§ **Input data**:

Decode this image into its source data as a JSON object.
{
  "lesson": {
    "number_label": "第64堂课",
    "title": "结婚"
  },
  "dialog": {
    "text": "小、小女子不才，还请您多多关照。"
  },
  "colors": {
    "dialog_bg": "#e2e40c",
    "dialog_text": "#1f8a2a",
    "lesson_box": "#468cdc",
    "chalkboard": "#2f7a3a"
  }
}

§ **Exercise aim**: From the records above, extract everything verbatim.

§ **Response for this exercise**:
Decode this image into its source data as a JSON object.
{
  "lesson": {
    "number_label": "第64堂课",
    "title": "结婚"
  },
  "dialog": {
    "text": "小、小女子不才，还请您多多关照。"
  },
  "colors": {
    "dialog_bg": "#e2e40c",
    "dialog_text": "#1f8a2a",
    "lesson_box": "#468cdc",
    "chalkboard": "#2f7a3a"
  }
}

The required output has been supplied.